We all know that the lives of real-life private investigators aren’t as exciting as they appear on TV, but we can still be inspired by the Hollywood antics of cool private eyes like these:
Peter Gunn, Peter Gunn (1958-61): Mixing music, style and attitude, Peter Gunn was a groundbreaking show featuring a titular character (Craig Stevens) who, unlike other movie and television PIs, tapped into the youth culture with a love for the hipster jazz culture. Can you dig it? The show’s cool air is epitomized by the classic Henry Mancini theme song, probably more well known that the show itself and easily one of the coolest opening tunes in TV history.
Jim Rockford, The Rockford Files (1974-80): Jim Rockford (James Garner) was so un-cool, he was cool. The wisecracking private detective didn’t care about his public perception or image, as evidenced by his budget wardrobe and rundown mobile home stationed in a Malibu parking lot. He was the everyman that we could identify with: not particularly macho, avoiding conflict, dogged by bill collectors and frequently in jail.
The “Angels,” Charlie’s Angels (1976-81): Do we need to explain what’s cool about three statuesque, model-type women (originally, Farrah Fawcett, Kate Jackson and Jaclyn Smith) utilizing their weapons training, combat techniques, disguise skills and scantily-clad feminine wiles to go undercover to thwart dastardly plots every week?

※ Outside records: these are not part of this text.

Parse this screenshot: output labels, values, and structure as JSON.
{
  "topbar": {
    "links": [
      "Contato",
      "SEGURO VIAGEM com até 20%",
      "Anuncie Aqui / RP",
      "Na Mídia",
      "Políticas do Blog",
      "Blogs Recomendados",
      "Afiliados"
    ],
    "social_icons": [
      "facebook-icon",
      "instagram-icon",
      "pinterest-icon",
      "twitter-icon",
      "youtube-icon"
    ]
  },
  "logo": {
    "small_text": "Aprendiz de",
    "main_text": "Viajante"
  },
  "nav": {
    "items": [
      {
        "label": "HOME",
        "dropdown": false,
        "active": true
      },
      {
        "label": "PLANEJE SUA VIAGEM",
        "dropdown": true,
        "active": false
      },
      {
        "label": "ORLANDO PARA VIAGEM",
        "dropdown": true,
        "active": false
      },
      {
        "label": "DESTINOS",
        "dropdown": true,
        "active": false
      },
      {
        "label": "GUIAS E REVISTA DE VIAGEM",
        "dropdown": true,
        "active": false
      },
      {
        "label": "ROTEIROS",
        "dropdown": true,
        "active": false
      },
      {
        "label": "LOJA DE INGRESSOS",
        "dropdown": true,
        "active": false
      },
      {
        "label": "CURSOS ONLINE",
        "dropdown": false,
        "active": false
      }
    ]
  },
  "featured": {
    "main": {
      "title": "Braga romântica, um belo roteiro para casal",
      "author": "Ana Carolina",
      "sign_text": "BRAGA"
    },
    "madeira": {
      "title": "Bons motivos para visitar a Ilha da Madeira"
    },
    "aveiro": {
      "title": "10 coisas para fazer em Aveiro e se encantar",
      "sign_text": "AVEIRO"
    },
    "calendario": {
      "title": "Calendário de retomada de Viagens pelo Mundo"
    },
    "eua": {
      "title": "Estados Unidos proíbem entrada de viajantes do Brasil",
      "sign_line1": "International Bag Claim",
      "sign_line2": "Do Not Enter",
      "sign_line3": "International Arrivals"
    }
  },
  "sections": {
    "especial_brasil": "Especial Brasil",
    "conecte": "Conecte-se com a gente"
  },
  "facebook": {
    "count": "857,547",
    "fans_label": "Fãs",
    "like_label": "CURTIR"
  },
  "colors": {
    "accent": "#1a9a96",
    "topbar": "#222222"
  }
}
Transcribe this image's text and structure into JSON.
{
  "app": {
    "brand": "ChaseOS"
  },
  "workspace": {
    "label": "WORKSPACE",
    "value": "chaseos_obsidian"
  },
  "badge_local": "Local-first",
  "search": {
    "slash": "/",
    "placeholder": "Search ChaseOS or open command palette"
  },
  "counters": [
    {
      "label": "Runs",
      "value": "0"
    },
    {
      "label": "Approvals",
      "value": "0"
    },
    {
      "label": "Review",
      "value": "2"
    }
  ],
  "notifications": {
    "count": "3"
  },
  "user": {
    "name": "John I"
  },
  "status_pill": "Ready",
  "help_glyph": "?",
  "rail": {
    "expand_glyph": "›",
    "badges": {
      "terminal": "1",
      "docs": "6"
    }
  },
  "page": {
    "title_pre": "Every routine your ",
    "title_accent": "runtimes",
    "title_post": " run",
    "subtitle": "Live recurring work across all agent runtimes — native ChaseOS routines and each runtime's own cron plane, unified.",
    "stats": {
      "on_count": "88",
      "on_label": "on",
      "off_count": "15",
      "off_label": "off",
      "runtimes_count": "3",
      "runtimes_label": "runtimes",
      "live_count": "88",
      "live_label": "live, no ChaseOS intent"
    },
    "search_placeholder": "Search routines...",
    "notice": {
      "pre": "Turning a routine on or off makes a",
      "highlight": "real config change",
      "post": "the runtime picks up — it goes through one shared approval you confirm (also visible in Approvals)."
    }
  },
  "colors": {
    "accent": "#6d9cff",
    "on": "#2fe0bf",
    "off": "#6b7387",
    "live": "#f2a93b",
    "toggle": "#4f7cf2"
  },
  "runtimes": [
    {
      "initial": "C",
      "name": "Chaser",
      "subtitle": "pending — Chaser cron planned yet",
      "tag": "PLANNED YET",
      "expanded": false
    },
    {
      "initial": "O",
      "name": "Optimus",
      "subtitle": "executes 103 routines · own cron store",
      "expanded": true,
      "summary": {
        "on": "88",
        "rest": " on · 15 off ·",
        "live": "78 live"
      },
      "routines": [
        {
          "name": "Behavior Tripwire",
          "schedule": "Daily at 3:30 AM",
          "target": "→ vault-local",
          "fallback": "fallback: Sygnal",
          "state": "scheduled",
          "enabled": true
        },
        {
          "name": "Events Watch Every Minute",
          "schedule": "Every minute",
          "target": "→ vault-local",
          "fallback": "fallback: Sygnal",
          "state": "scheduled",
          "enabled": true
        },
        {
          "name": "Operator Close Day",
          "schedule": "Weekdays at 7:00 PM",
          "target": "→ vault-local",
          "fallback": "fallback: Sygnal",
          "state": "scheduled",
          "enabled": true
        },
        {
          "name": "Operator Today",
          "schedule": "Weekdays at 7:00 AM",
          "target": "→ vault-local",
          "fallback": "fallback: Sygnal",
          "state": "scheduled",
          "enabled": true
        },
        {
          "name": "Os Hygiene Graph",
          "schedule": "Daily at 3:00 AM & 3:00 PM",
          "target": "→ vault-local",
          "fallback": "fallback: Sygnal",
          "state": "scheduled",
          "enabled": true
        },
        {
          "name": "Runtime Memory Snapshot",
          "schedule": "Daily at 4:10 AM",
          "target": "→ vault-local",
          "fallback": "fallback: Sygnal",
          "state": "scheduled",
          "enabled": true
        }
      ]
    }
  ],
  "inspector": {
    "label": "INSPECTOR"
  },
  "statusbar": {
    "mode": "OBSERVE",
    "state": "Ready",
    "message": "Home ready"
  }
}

Dan Tanna, Vega$ (1978-81): What could be a cooler location for a private eye than Las Vegas? Dan Tanna (Robert Urich) was a Viet Nam vet who worked in the glitz of the Vegas strip, tooling around in his red Thunderbird, which he parked in the living room of his loft. His high-profile locale allowed for a variety of guest stars, including Muhammad Ali, Wayne Newton and Dean Martin.
Thomas Magnum, Magnum P.I. (1980-88): Magnum (Tom Selleck) was a beer-swilling, lady-loving ex-Marine who lived in the guest house of an oceanside Hawaiian estate. He drove a red Ferrari and rocked a mustache that could house a small family. Even men had crushes on him.
Remington Steele, Remington Steele (1982-87): Before he became James Bond, Pierce Brosnan channeled the suave secret agent in his portrayal of Remington Steele, a slick-talking thief recruited by a female private eye to become the face for her detective agency. Steele wasn’t as smooth as Bond, but he was as close as you could get on TV in the trappings of a romantic comedy.
Mike Hammer, Mike Hammer (1984-85): This incarnation of the legendary 1940s Mickey Spillane character, played by Stacy Keach, was set in modern times, but featured a cool throwback noir atmosphere, complete with voiceovers, femme fatales and the sax-drenched jazz standard “Harlem Nocturne” as its theme song. It was reincarnated two more times with Keach, as The New Mike Hammer (1986-87) and Mike Hammer, Private Eye (1997-98), each lasting only one season.
Robert McCall, The Equalizer (1985-89): McCall (Robert Woodward) was an ex-British secret agent living in New York who offered citizens free help with, well, anything. Strangely, no one asked him to paint their house. Despite his pedigree, McCall was no 007. He eschewed fancy gadgets for good ol’ fashioned guns and knives, and his style was edgy and tough as nails, rarely hesitating to put someone six feet under.
Hawk, A Man Called Hawk (1989): A short-lived spin-off of the more popular Spenser for Hire, A Man Called Hawk featured the character of Hawk (Avery Brooks), a streetwise ex-enforcer with underworld connections who was like a small-screen version of Shaft. He had four distinctive features: a shiny bald head, shiny designer sunglasses, shiny designer suits and a shiny .357 Magnum handgun.
Angel, Angel (1999-2004): A spin-off of Buffy the Vampire Slayer, Angel starred David Boreanaz as a vampire with a heart of gold and a immaculate head of hair. Wracked with guilt over the years of bad deeds he’d committed, Angel decided to open a private detective agency to help those who couldn’t help themselves — sort of like an undead Equalizer. This provided him plenty of opportunities to be brooding in typically cool vampire fashion.
Note: If Manimal had been a private eye instead of a professor, he’d most certainly make the list.